WHAT THE EXERCISE ASKS: In the records below, find each line with the word "screenshot" and copy it.

DATA RECORDS:
* * * *

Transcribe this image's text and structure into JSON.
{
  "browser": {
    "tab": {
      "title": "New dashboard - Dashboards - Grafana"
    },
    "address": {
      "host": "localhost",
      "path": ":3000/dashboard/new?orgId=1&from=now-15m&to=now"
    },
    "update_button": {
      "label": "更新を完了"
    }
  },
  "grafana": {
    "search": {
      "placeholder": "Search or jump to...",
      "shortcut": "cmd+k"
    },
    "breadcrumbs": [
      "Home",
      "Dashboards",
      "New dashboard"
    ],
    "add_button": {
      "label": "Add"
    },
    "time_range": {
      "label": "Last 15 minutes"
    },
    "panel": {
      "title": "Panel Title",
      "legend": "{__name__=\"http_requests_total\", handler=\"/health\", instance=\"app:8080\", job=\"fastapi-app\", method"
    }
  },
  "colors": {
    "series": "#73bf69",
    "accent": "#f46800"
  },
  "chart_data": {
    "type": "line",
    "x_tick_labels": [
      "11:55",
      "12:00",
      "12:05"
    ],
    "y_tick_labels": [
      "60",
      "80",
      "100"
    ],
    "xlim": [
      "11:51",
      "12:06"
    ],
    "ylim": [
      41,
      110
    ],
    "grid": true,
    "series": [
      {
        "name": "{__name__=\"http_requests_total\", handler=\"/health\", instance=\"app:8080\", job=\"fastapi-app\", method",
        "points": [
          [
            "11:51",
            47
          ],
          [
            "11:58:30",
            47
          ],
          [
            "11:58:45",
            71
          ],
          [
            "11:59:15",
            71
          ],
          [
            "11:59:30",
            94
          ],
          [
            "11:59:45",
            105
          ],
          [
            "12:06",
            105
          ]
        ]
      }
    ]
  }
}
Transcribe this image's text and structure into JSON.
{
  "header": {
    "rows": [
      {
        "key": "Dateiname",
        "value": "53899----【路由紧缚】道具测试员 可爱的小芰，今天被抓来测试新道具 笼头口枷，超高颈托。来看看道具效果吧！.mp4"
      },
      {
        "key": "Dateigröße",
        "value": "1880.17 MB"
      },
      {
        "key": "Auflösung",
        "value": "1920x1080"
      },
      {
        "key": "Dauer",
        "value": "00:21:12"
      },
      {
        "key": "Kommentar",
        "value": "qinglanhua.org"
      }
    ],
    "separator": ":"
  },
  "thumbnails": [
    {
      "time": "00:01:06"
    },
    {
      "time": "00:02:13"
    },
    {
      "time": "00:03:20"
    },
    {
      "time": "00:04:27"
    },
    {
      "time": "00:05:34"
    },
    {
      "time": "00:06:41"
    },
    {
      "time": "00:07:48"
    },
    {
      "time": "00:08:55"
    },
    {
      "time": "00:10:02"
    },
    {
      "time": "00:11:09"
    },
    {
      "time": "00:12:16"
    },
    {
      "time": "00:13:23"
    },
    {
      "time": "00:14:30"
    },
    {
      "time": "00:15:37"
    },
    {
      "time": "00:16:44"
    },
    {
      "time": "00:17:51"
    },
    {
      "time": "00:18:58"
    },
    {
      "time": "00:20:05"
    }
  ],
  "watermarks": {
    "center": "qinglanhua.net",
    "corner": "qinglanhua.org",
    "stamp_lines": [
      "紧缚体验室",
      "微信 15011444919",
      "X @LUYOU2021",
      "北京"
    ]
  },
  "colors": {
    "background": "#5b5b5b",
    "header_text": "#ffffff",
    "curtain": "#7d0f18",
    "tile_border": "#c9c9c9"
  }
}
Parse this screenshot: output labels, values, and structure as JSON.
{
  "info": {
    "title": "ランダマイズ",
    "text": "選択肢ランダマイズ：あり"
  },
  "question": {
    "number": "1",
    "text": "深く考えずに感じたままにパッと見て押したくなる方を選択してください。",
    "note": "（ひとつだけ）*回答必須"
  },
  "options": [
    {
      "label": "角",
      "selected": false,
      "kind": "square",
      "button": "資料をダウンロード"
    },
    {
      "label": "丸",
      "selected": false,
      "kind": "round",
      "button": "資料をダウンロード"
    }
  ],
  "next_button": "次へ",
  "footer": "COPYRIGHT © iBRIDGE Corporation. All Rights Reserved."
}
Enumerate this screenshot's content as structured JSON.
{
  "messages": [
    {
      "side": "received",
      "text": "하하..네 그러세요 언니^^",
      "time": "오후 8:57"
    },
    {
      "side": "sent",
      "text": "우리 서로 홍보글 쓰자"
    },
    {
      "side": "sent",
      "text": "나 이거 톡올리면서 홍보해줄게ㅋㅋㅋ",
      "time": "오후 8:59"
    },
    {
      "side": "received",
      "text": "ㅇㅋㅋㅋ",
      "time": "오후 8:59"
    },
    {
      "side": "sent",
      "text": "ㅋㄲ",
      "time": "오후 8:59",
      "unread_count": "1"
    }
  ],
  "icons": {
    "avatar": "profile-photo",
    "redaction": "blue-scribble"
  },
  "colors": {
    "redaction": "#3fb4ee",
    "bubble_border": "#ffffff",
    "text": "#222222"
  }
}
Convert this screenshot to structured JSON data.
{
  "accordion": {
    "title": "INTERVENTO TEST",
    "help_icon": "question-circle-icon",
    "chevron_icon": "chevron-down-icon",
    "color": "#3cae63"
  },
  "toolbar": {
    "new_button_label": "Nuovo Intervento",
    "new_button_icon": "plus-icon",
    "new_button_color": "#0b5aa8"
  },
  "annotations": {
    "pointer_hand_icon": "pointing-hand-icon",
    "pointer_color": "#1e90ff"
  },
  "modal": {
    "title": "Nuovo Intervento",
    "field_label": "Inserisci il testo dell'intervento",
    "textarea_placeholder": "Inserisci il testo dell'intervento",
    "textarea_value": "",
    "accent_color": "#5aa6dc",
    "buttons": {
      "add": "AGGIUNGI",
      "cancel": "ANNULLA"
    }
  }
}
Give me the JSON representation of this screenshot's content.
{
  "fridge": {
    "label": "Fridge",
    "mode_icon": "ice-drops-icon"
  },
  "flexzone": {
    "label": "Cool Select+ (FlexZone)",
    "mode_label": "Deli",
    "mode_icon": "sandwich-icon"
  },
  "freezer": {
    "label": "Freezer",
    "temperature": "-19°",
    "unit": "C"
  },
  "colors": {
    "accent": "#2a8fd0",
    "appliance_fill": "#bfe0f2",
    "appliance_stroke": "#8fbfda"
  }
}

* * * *

SOLUTION TO THIS PROBLEM:
Parse this screenshot: output labels, values, and structure as JSON.
Enumerate this screenshot's content as structured JSON.
Convert this screenshot to structured JSON data.
Give me the JSON representation of this screenshot's content.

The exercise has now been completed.